Write out each line below precisely, passing over the pictures.

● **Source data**
──────────
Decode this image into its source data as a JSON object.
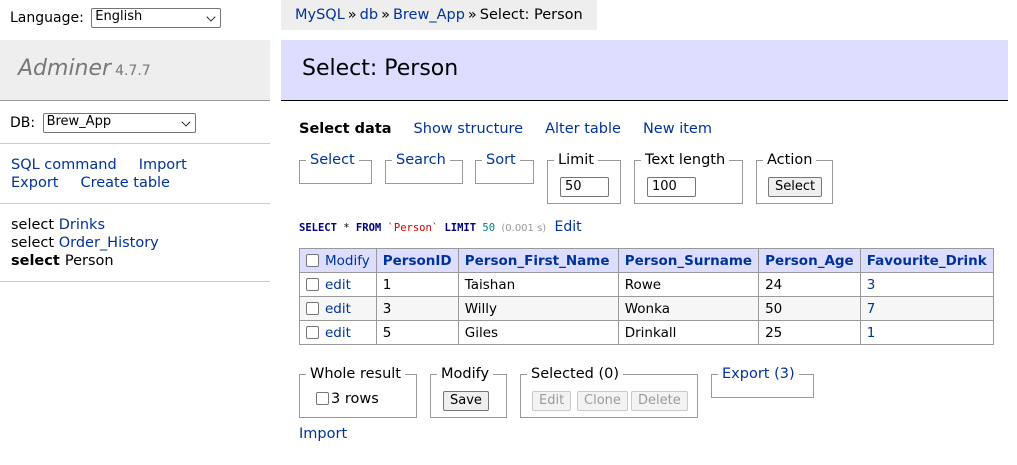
{
  "language": {
    "label": "Language:",
    "value": "English"
  },
  "breadcrumb": [
    "MySQL",
    "db",
    "Brew_App",
    "Select: Person"
  ],
  "sidebar": {
    "app_name": "Adminer",
    "version": "4.7.7",
    "db_label": "DB:",
    "db_value": "Brew_App",
    "links": {
      "sql_command": "SQL command",
      "import": "Import",
      "export": "Export",
      "create_table": "Create table"
    },
    "tables": [
      {
        "action": "select",
        "name": "Drinks"
      },
      {
        "action": "select",
        "name": "Order_History"
      },
      {
        "action": "select",
        "name": "Person"
      }
    ]
  },
  "page": {
    "title": "Select: Person"
  },
  "menu": {
    "select_data": "Select data",
    "show_structure": "Show structure",
    "alter_table": "Alter table",
    "new_item": "New item"
  },
  "filters": {
    "select": "Select",
    "search": "Search",
    "sort": "Sort",
    "limit_label": "Limit",
    "limit_value": "50",
    "text_length_label": "Text length",
    "text_length_value": "100",
    "action_label": "Action",
    "action_button": "Select"
  },
  "sql": {
    "select": "SELECT",
    "star": "*",
    "from": "FROM",
    "table": "`Person`",
    "limit": "LIMIT",
    "limit_value": "50",
    "time": "(0.001 s)",
    "edit": "Edit"
  },
  "table": {
    "modify": "Modify",
    "columns": [
      "PersonID",
      "Person_First_Name",
      "Person_Surname",
      "Person_Age",
      "Favourite_Drink"
    ],
    "edit_label": "edit",
    "rows": [
      [
        "1",
        "Taishan",
        "Rowe",
        "24",
        "3"
      ],
      [
        "3",
        "Willy",
        "Wonka",
        "50",
        "7"
      ],
      [
        "5",
        "Giles",
        "Drinkall",
        "25",
        "1"
      ]
    ]
  },
  "bottom": {
    "whole_result": "Whole result",
    "rows_label": "3 rows",
    "modify": "Modify",
    "save": "Save",
    "selected": "Selected (0)",
    "edit": "Edit",
    "clone": "Clone",
    "delete": "Delete",
    "export": "Export (3)",
    "import": "Import"
  }
}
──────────
● **Solution to this problem**
Decode this image into its source data as a JSON object.
{
  "language": {
    "label": "Language:",
    "value": "English"
  },
  "breadcrumb": [
    "MySQL",
    "db",
    "Brew_App",
    "Select: Person"
  ],
  "sidebar": {
    "app_name": "Adminer",
    "version": "4.7.7",
    "db_label": "DB:",
    "db_value": "Brew_App",
    "links": {
      "sql_command": "SQL command",
      "import": "Import",
      "export": "Export",
      "create_table": "Create table"
    },
    "tables": [
      {
        "action": "select",
        "name": "Drinks"
      },
      {
        "action": "select",
        "name": "Order_History"
      },
      {
        "action": "select",
        "name": "Person"
      }
    ]
  },
  "page": {
    "title": "Select: Person"
  },
  "menu": {
    "select_data": "Select data",
    "show_structure": "Show structure",
    "alter_table": "Alter table",
    "new_item": "New item"
  },
  "filters": {
    "select": "Select",
    "search": "Search",
    "sort": "Sort",
    "limit_label": "Limit",
    "limit_value": "50",
    "text_length_label": "Text length",
    "text_length_value": "100",
    "action_label": "Action",
    "action_button": "Select"
  },
  "sql": {
    "select": "SELECT",
    "star": "*",
    "from": "FROM",
    "table": "`Person`",
    "limit": "LIMIT",
    "limit_value": "50",
    "time": "(0.001 s)",
    "edit": "Edit"
  },
  "table": {
    "modify": "Modify",
    "columns": [
      "PersonID",
      "Person_First_Name",
      "Person_Surname",
      "Person_Age",
      "Favourite_Drink"
    ],
    "edit_label": "edit",
    "rows": [
      [
        "1",
        "Taishan",
        "Rowe",
        "24",
        "3"
      ],
      [
        "3",
        "Willy",
        "Wonka",
        "50",
        "7"
      ],
      [
        "5",
        "Giles",
        "Drinkall",
        "25",
        "1"
      ]
    ]
  },
  "bottom": {
    "whole_result": "Whole result",
    "rows_label": "3 rows",
    "modify": "Modify",
    "save": "Save",
    "selected": "Selected (0)",
    "edit": "Edit",
    "clone": "Clone",
    "delete": "Delete",
    "export": "Export (3)",
    "import": "Import"
  }
}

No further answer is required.